With that in mind, here are six official and unofficial n.u.d.ist beaches in Canada to visit this summer – just remember to bring plenty of sunscreens!
Hanlan’s Point – Nu.d.e Beaches in Canada
Location: Toronto, ON
Hanlan’s Point Beach, located on the Toronto Islands, is one of just two legally authorized clothing-optional beaches in Canada and the only one in Ontario.
By taking the ferry to Hanlan’s Point, you may easily reach the beach. Keep an eye out for signs denoting the nu.d.i.st area of the beach!
Wreck Beach – Nu.d.e Beaches in Canada
Location: Vancouver, BC
Wreck Beach, located in Vancouver’s Pacific Spirit Regional Park, is Canada’s other designated n.u.d.ist beach and a popular destination for sunbathers, dressed or not.
Oka National Park
Location: Oka, QC
Oka National Park, located less than an hour from Montreal, has a beach where sunbathers may “get a tan everywhere,” according to Cottage Life.
Picnic tables and barbecues are available on the beach for cooking a meal in between tanning periods.

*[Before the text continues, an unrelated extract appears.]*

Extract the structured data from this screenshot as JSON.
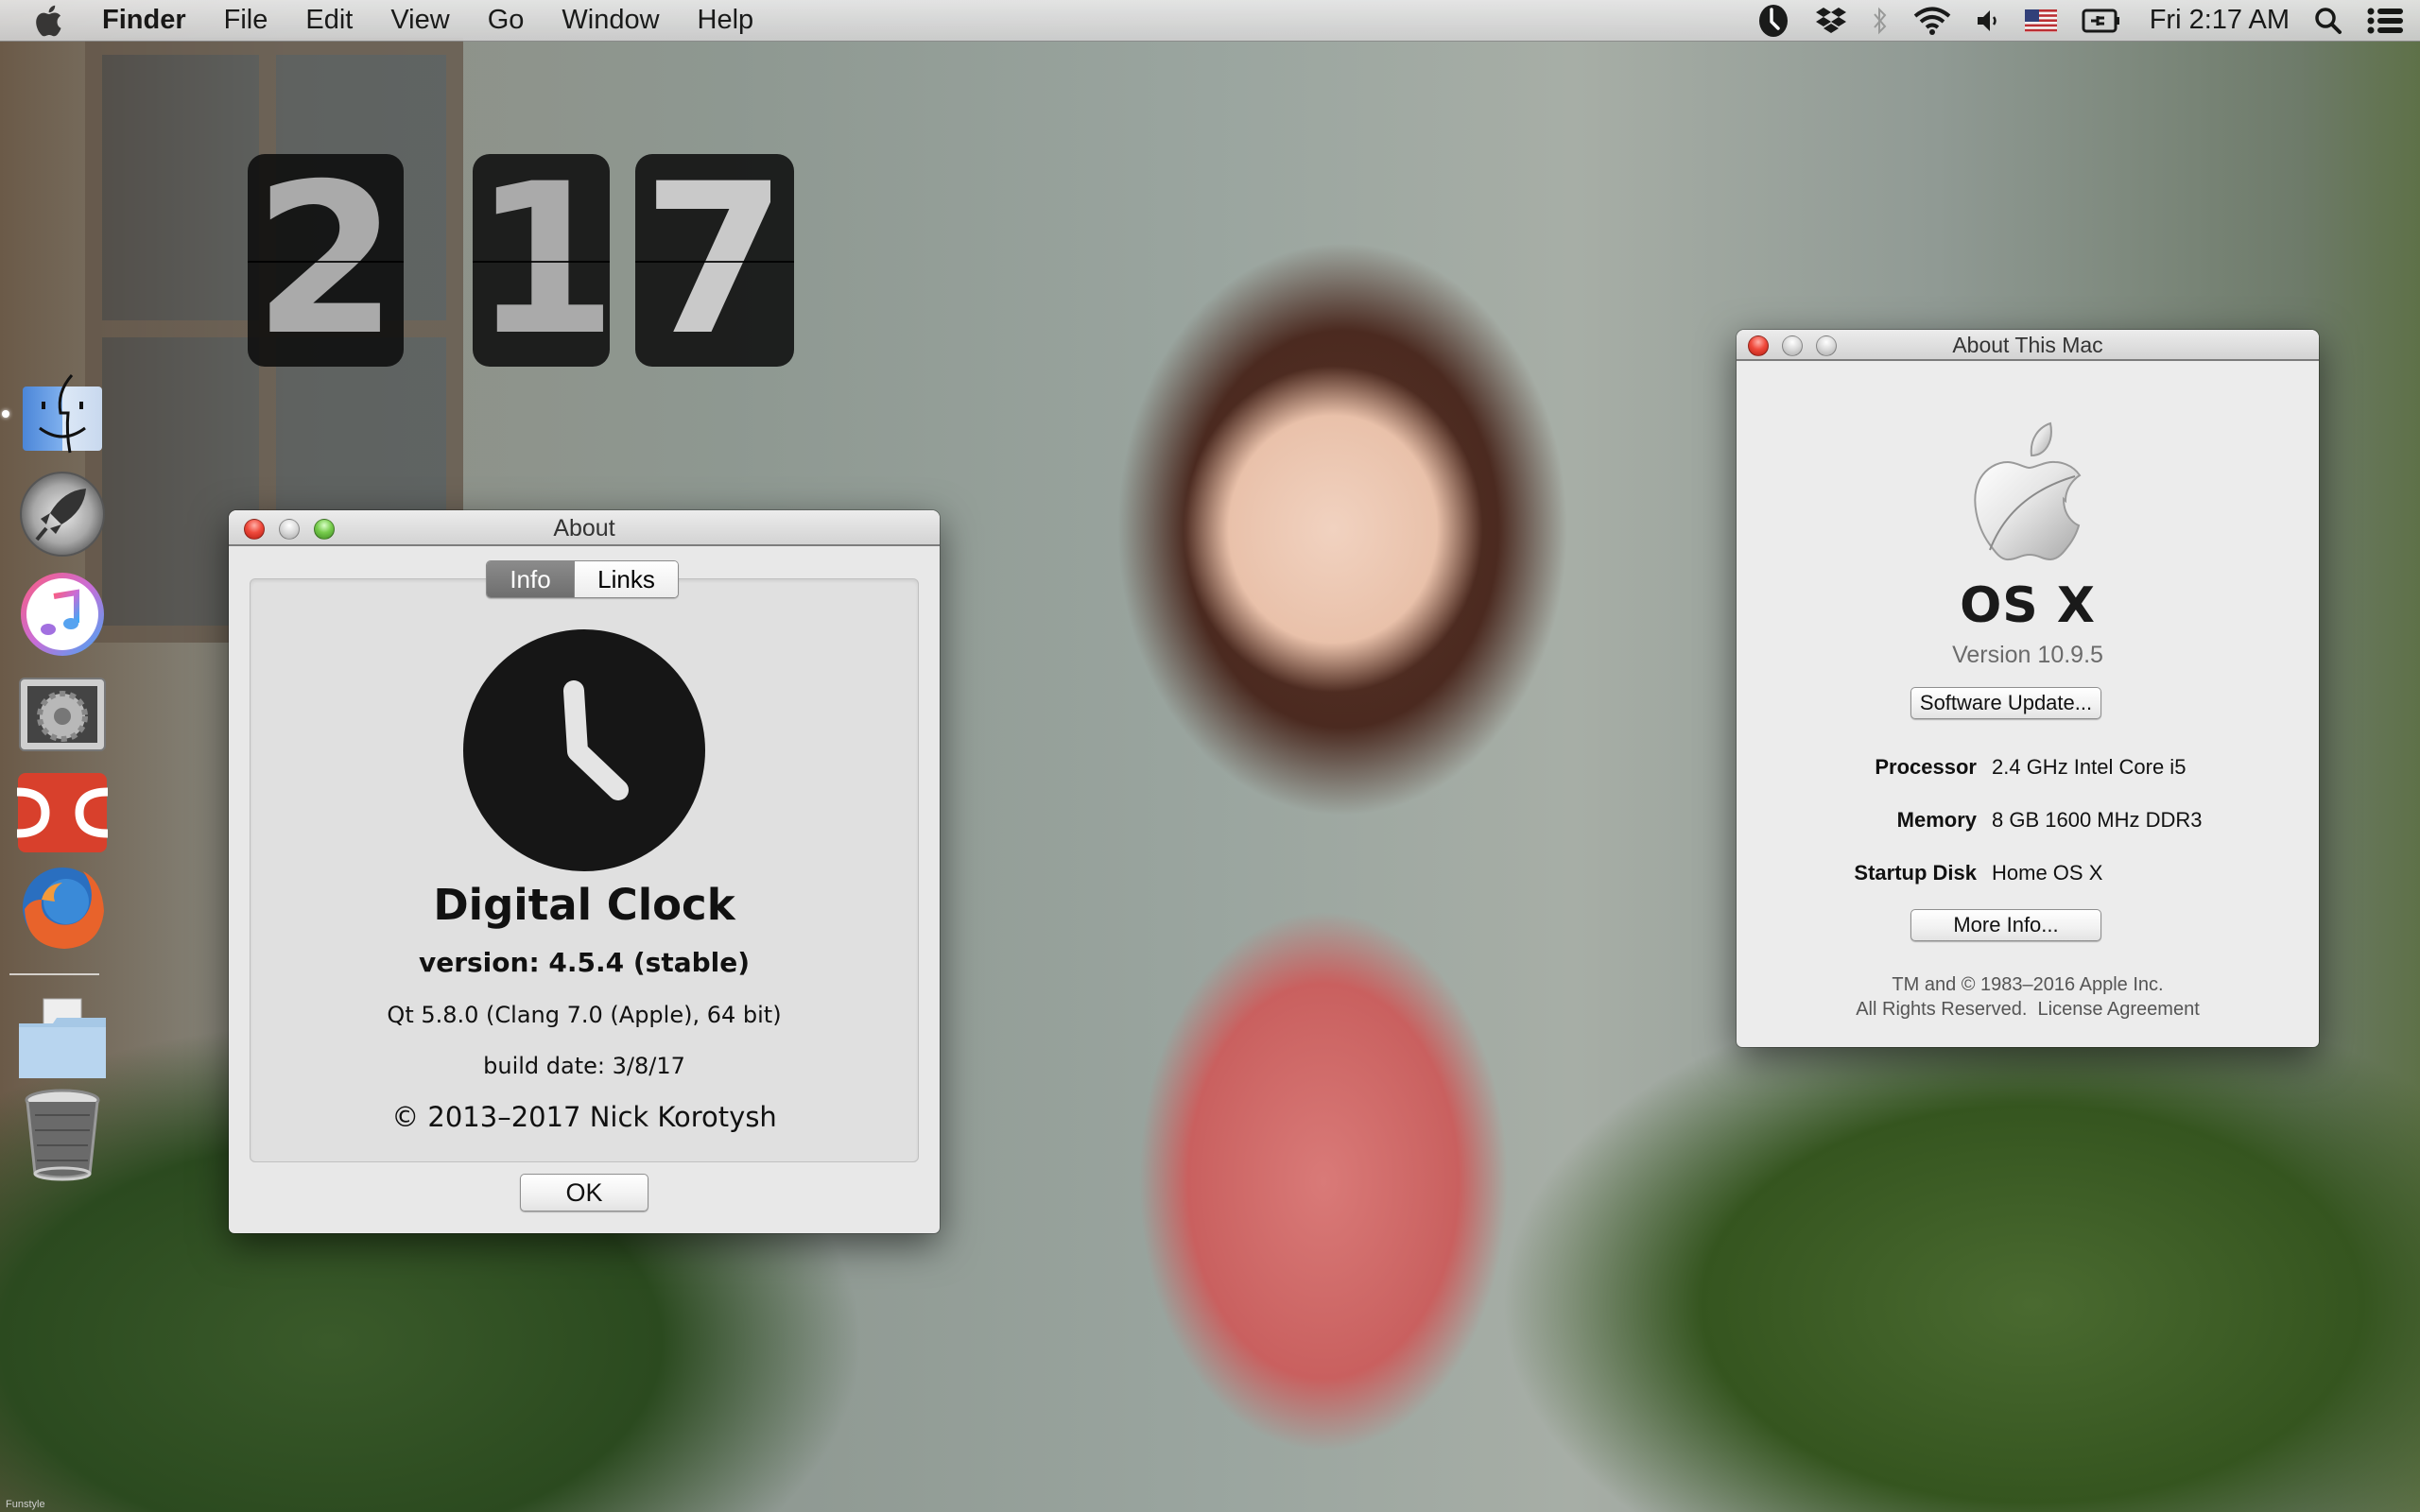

Beaconia Beach – Nu.d.e Beaches in Canada
Location: Beaconia, MB
Beaconia Beach is a 3-kilometer beach in Manitoba’s Interlake Region north of Winnipeg.

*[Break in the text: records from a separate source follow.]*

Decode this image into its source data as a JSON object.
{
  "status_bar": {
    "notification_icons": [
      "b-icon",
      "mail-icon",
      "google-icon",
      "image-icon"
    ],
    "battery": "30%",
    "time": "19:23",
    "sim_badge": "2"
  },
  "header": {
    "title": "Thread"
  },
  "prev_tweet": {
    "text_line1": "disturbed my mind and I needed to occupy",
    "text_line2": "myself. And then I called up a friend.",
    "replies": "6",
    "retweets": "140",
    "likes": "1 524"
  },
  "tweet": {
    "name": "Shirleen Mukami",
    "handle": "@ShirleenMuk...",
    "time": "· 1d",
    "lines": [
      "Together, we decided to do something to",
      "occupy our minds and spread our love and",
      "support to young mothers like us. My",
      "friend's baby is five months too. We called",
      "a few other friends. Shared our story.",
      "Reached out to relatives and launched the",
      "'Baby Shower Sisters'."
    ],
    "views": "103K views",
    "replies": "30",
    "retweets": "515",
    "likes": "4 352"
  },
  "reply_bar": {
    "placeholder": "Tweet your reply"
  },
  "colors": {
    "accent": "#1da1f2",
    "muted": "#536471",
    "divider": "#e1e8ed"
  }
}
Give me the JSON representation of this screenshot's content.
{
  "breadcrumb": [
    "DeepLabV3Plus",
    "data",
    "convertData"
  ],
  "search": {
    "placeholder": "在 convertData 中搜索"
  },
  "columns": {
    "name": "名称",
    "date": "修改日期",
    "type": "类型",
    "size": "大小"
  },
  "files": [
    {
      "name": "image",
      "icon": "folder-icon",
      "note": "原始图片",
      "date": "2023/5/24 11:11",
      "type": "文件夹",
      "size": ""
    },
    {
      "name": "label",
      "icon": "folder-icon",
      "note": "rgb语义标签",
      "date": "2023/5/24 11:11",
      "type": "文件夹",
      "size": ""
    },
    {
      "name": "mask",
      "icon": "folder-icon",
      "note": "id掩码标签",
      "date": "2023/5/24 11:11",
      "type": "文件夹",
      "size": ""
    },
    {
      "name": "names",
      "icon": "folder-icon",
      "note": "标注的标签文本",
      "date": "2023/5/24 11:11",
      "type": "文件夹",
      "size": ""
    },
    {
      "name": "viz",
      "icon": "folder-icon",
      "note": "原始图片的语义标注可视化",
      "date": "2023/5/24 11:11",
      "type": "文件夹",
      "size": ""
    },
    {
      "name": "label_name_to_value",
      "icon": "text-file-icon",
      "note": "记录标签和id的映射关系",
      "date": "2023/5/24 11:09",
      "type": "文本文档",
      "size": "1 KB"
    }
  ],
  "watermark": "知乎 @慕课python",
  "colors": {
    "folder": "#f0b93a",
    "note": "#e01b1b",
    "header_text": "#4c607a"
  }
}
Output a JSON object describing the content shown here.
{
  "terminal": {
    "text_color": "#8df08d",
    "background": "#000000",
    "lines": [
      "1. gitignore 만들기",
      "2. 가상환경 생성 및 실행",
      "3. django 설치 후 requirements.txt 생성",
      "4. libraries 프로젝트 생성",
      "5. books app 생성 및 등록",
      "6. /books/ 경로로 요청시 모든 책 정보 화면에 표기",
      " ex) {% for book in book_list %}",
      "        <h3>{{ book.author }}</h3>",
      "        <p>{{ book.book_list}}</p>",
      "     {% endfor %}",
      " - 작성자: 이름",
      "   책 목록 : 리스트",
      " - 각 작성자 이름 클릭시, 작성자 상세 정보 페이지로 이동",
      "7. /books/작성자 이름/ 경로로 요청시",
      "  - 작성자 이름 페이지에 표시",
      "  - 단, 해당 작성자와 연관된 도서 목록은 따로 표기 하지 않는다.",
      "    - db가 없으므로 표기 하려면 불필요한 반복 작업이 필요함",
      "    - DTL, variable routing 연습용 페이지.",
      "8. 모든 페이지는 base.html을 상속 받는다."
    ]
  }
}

According to the Interlake Tourism Association, the beach is divided into clothing-mandatory and clothing-optional areas and may be reached via the nearby Patricia Beach.
Crystal Crescent Beach
Location: Halifax, NS
Crystal Crescent Beach is a gorgeous spot in Halifax’s Sambo Creek with three white-sand beaches.
While the beach is not an officially designated clothing-optional area, it “sees many regular and visiting n.u.di.st.s,” according to the Federation of Canadian Naturalists.
Location: Saskatoon, SK
The quantity of na.k.ed sunbathers on Paradise Beach has given it the moniker “Bare A*s Beach.”
According to Cottage Life, the beach is located just south of Saskatoon and is where “local authorities prefer to accept n.u.dit.y.”